**Exercise inputs:**
---

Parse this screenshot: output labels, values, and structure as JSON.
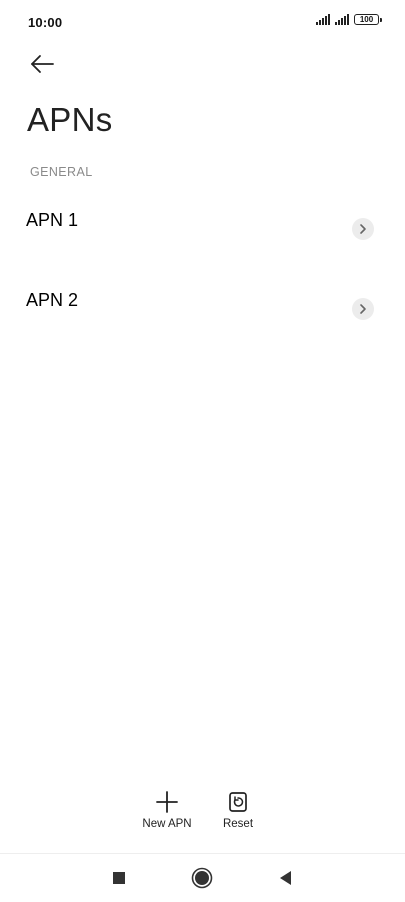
{
  "status_bar": {
    "time": "10:00",
    "battery": "100"
  },
  "header": {
    "title": "APNs"
  },
  "section": {
    "label": "GENERAL"
  },
  "apns": [
    {
      "name": "APN 1"
    },
    {
      "name": "APN 2"
    }
  ],
  "actions": {
    "new_apn_label": "New APN",
    "reset_label": "Reset"
  },
  "icons": {
    "back": "arrow-left-icon",
    "chevron": "chevron-right-icon",
    "new": "plus-icon",
    "reset": "reset-icon",
    "nav_recents": "square-icon",
    "nav_home": "circle-icon",
    "nav_back": "triangle-left-icon"
  },
  "colors": {
    "background": "#ffffff",
    "text": "#111111",
    "section": "#8a8a8a",
    "chevron_bg": "#ececec"
  }
}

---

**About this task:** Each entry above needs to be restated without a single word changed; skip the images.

**Exercise solution:**
Parse this screenshot: output labels, values, and structure as JSON.
{
  "status_bar": {
    "time": "10:00",
    "battery": "100"
  },
  "header": {
    "title": "APNs"
  },
  "section": {
    "label": "GENERAL"
  },
  "apns": [
    {
      "name": "APN 1"
    },
    {
      "name": "APN 2"
    }
  ],
  "actions": {
    "new_apn_label": "New APN",
    "reset_label": "Reset"
  },
  "icons": {
    "back": "arrow-left-icon",
    "chevron": "chevron-right-icon",
    "new": "plus-icon",
    "reset": "reset-icon",
    "nav_recents": "square-icon",
    "nav_home": "circle-icon",
    "nav_back": "triangle-left-icon"
  },
  "colors": {
    "background": "#ffffff",
    "text": "#111111",
    "section": "#8a8a8a",
    "chevron_bg": "#ececec"
  }
}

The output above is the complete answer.